Daniel Wilson has supported a wide range of political and environmental issues but as a general rule, he avoided party politics and refused to publicly declare for any party, however in 2010, he broke his own rule to canvass for the installation of vice president Goodluck Jonathan as President of the federal government of Nigeria, as a substantial president at the death of president Umaru Musa Yar’adua. Daniel Wilson was one of many prominent public figures that helped popularize president Goodluck Jonathan’s cause taking to the streets to march with other protesters and eventually worked closely with him in the five years he was president. After the removal of president Goodluck Jonathan in 2015, he became more vocal in opposing the government of president Muhammadu Buhari. He decided to take a non-violent direct action by singing protest songs against the government’s policies that instantly went viral through the new media, some of those songs are “Election Blues”, “Never Again”, “Do Something” and the direct plea “Please Don’t Vote For Buhari”. Today he is known for his political activism as much as his music, not only that he had a great mind, he is very influential.

Quote “I would say that I’m a nonviolent soldier.
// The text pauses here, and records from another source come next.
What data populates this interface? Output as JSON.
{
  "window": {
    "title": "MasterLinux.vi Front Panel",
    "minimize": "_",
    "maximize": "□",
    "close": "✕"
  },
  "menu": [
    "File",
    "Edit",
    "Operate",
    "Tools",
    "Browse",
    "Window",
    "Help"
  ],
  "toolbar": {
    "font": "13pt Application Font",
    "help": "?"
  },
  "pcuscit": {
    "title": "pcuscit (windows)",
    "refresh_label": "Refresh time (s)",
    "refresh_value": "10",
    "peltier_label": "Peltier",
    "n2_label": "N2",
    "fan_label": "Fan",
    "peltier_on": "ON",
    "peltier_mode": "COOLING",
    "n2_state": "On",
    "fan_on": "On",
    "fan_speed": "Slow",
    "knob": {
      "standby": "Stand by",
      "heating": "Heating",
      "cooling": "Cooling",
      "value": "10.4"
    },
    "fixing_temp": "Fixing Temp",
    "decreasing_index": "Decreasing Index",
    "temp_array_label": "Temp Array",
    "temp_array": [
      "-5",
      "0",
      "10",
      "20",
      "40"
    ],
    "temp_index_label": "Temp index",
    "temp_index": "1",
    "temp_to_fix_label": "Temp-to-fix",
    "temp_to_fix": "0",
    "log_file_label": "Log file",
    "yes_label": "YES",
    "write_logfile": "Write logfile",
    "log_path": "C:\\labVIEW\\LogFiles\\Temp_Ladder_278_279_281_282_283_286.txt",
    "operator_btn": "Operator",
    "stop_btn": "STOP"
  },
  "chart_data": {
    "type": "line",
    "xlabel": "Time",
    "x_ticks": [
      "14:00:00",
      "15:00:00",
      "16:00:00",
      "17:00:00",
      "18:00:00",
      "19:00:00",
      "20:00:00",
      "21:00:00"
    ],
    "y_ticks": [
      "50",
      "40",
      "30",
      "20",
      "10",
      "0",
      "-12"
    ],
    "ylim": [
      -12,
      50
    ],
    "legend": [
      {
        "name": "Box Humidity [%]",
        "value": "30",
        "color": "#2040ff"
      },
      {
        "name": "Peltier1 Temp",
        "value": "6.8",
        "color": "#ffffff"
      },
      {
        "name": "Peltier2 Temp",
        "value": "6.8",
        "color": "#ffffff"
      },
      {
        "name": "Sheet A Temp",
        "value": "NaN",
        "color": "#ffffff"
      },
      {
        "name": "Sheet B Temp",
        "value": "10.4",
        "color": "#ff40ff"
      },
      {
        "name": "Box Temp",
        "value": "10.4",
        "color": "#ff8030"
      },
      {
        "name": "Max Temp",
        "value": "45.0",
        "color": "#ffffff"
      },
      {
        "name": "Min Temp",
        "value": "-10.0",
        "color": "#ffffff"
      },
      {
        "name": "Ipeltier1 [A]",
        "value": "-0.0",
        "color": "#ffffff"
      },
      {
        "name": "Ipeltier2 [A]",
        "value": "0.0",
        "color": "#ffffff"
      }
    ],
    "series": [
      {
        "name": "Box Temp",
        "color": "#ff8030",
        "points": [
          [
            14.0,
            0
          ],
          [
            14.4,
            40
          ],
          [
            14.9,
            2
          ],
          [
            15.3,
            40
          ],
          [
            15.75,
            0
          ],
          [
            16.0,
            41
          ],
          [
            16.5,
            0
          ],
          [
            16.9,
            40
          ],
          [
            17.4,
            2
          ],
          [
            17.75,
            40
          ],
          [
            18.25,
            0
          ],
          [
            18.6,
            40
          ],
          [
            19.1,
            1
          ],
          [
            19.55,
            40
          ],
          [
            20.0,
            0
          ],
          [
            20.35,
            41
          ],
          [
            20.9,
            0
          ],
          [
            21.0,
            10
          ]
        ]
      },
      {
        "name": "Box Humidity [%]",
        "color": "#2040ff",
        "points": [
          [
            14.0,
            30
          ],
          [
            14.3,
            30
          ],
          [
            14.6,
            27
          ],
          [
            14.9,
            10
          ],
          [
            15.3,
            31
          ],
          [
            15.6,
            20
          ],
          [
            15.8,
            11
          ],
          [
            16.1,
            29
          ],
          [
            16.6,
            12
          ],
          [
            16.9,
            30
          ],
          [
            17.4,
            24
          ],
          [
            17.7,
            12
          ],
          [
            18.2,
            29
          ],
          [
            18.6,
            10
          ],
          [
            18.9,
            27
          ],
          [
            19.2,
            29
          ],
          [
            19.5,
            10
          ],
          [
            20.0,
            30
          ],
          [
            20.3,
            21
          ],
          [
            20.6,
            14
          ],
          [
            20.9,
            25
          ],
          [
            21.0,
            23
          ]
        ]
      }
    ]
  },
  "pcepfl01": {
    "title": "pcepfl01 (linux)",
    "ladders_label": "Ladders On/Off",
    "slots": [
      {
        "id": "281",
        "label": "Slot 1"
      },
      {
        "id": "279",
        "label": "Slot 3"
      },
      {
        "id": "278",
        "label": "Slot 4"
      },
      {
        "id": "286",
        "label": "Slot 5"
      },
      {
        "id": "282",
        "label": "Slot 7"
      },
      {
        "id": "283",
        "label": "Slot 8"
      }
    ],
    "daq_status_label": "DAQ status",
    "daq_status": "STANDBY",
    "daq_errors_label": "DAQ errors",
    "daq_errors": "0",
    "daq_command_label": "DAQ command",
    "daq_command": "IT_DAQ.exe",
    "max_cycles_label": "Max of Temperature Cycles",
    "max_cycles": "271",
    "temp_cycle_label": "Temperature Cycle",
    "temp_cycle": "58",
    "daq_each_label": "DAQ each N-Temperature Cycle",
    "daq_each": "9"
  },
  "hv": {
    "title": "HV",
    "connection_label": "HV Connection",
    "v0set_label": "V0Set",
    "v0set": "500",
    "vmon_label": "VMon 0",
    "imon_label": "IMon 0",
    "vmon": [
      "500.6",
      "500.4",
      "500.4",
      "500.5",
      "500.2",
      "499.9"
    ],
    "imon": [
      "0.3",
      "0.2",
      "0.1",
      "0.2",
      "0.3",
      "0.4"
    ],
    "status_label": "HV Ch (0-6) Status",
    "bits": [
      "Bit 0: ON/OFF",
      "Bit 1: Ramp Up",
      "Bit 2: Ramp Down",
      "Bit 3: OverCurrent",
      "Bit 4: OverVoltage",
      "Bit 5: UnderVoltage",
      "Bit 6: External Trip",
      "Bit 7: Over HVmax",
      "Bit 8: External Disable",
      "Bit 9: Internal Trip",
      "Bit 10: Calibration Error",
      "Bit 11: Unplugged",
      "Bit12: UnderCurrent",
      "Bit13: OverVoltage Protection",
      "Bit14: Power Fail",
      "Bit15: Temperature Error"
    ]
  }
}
In place of weapons of violence, I use my music, my sense of humour and all the talents I am blessed with to secure my victory” – Daniel Wilson


Daniel Wilson’s parents were converted to become Jehovah’s Witnesses, a religion that stresses the inheritance of an earthly paradise, peace and non-violence, before he was born. These Jehovah’s Witnesses roots were significant for Daniel as it reflects in his songs like “Follow Me”, a song that beckons on his fans to follow him to be introduced to Jehovah and “Heed The Call”, another song heavily influenced by the house to house ministry style of the Jehovah’s Witness. He retained an adherence to these values till this moment and has said that his religious beliefs will always be a large part of his life.